Reading the records beneath this task, work out how many lines contain the word "data" and reply with only that number.

-- Opening Marker --

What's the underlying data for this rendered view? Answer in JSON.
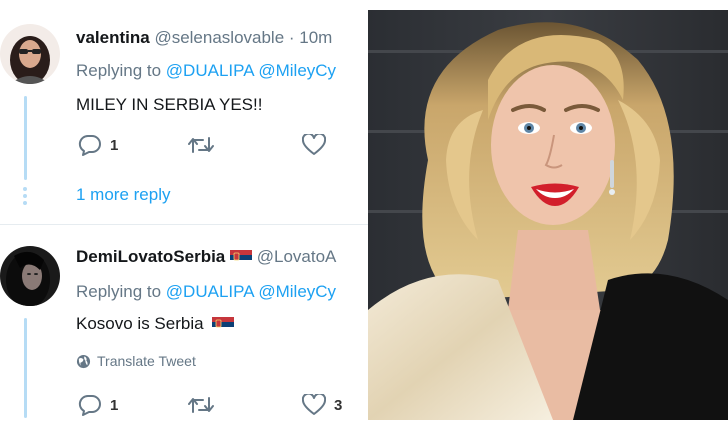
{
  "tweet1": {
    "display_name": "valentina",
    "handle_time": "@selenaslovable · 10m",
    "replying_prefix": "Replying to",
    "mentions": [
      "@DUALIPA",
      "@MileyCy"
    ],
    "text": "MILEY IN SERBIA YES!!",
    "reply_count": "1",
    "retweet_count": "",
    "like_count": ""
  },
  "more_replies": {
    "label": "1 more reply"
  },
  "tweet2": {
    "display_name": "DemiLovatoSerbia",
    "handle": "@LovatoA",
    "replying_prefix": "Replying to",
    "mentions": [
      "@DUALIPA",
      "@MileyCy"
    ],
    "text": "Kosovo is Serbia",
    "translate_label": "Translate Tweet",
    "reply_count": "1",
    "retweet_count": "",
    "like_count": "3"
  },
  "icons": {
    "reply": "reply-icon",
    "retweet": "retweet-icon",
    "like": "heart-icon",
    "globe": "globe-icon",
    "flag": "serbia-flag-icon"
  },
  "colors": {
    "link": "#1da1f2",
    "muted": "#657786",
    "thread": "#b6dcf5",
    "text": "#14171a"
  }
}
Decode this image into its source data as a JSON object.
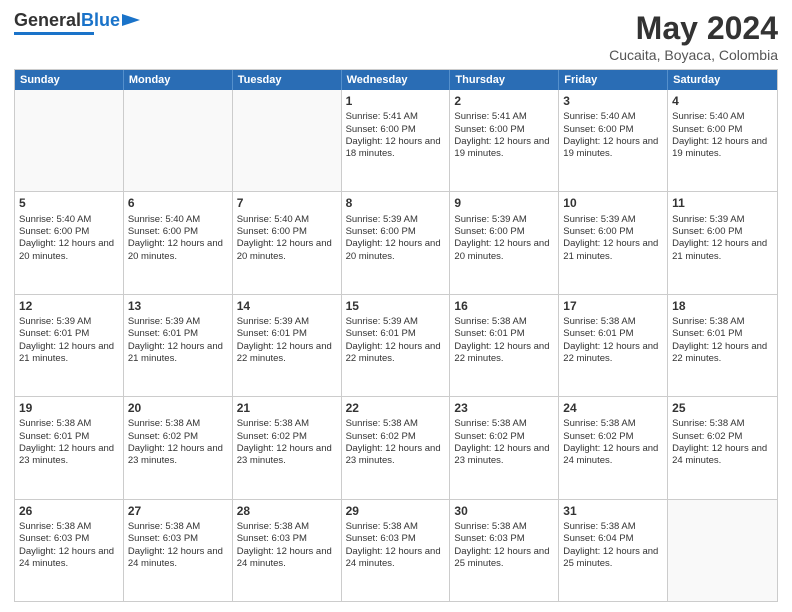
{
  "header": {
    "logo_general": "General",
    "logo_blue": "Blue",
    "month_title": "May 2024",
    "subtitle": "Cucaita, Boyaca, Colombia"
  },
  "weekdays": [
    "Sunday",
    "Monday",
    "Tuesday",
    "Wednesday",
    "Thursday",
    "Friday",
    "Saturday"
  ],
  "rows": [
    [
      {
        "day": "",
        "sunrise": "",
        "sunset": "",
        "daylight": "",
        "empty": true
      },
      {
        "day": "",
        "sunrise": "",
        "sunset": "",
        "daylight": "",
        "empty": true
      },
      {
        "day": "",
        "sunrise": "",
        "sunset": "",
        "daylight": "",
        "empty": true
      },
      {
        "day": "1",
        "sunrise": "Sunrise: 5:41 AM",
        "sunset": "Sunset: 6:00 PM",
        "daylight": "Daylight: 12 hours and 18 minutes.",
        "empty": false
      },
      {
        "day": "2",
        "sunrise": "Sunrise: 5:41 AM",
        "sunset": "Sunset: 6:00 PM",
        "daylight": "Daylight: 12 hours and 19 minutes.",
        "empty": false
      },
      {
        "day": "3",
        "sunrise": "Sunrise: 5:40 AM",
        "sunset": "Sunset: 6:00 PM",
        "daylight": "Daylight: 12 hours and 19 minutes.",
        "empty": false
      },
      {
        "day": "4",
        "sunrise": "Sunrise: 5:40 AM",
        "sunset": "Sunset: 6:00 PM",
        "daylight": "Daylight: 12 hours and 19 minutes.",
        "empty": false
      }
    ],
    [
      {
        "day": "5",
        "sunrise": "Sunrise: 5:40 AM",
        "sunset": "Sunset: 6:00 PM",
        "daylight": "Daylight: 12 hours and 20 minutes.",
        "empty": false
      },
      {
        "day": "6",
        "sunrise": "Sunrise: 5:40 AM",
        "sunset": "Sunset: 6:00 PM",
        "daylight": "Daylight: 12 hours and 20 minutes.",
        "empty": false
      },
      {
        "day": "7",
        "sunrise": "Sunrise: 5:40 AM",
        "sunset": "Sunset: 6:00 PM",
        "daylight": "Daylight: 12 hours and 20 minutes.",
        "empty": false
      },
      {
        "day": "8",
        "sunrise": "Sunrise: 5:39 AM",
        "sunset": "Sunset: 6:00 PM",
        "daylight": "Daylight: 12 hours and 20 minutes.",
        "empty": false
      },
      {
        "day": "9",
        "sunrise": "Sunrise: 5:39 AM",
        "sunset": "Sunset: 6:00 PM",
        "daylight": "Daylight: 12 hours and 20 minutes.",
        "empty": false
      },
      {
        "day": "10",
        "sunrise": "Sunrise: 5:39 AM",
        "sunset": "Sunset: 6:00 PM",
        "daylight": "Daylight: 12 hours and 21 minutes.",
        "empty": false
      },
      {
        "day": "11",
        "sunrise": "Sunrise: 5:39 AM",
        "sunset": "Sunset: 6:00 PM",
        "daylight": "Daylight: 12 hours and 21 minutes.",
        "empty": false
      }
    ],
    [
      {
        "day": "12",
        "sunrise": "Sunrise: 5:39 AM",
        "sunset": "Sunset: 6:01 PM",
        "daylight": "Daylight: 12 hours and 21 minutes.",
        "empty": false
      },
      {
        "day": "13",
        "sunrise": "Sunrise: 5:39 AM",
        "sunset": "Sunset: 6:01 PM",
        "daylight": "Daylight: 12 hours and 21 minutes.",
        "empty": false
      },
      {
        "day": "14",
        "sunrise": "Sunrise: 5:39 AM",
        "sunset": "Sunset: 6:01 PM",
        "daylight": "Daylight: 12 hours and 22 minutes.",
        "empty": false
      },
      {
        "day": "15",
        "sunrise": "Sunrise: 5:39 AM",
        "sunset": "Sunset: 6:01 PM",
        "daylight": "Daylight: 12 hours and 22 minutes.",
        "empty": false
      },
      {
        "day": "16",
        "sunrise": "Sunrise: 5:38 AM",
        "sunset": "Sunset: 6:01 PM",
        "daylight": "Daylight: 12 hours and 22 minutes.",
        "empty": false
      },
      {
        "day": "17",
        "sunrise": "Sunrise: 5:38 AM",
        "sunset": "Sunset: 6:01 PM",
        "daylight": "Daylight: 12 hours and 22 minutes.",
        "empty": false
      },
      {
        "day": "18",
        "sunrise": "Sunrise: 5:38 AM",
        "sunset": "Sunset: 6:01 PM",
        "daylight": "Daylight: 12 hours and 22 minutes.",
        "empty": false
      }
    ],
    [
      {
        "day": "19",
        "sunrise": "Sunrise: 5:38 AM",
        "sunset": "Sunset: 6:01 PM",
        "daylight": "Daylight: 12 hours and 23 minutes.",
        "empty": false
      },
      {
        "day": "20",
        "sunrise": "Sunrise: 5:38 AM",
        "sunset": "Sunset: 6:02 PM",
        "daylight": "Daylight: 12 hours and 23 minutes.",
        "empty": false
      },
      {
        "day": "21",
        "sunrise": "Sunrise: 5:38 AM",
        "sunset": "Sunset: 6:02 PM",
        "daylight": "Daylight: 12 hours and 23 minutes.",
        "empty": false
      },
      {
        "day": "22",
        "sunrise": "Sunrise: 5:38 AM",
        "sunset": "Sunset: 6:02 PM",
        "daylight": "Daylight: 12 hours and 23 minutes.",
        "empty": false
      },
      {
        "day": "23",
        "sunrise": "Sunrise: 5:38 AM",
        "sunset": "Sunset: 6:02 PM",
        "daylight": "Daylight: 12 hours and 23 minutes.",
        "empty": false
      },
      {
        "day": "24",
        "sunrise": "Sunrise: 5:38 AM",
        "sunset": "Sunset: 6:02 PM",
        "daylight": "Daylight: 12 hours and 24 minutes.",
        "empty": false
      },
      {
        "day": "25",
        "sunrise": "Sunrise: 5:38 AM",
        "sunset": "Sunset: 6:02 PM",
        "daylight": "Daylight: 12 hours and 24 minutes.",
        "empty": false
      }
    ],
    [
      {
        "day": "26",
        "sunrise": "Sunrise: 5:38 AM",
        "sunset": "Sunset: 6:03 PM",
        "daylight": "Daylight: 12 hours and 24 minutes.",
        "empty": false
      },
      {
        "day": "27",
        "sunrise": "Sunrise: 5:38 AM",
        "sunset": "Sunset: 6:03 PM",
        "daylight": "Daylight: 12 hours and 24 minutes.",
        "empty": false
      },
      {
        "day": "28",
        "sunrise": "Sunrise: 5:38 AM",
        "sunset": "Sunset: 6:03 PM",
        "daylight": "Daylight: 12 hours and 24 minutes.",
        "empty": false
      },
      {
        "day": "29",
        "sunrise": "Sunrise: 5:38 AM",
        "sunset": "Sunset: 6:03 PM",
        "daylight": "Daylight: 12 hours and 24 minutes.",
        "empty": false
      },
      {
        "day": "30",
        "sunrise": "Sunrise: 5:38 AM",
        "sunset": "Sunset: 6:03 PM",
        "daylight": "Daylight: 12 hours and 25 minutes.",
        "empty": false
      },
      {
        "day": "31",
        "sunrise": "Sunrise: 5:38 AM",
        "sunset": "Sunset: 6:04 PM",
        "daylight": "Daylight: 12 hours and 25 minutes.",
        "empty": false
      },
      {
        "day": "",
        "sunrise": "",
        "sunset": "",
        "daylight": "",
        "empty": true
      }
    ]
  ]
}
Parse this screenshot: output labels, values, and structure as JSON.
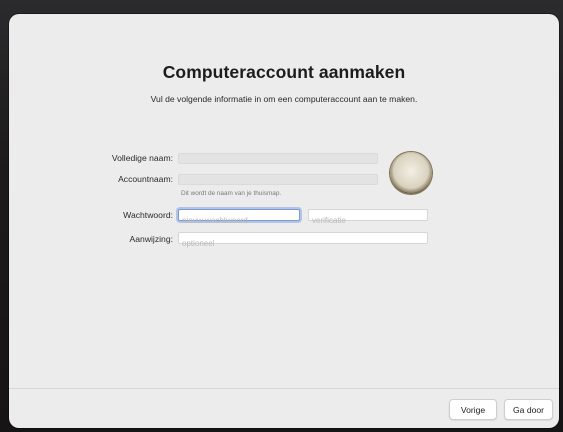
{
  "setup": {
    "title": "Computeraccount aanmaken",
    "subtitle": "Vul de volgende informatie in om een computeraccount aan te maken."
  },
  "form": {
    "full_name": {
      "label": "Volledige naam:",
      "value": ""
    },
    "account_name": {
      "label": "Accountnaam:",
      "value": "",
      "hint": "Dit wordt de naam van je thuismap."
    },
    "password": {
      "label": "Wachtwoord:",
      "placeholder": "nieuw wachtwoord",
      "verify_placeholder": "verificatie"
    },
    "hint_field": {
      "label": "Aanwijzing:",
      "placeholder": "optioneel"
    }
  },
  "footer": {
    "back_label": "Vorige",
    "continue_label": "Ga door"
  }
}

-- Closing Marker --

§ Answer for the task: 2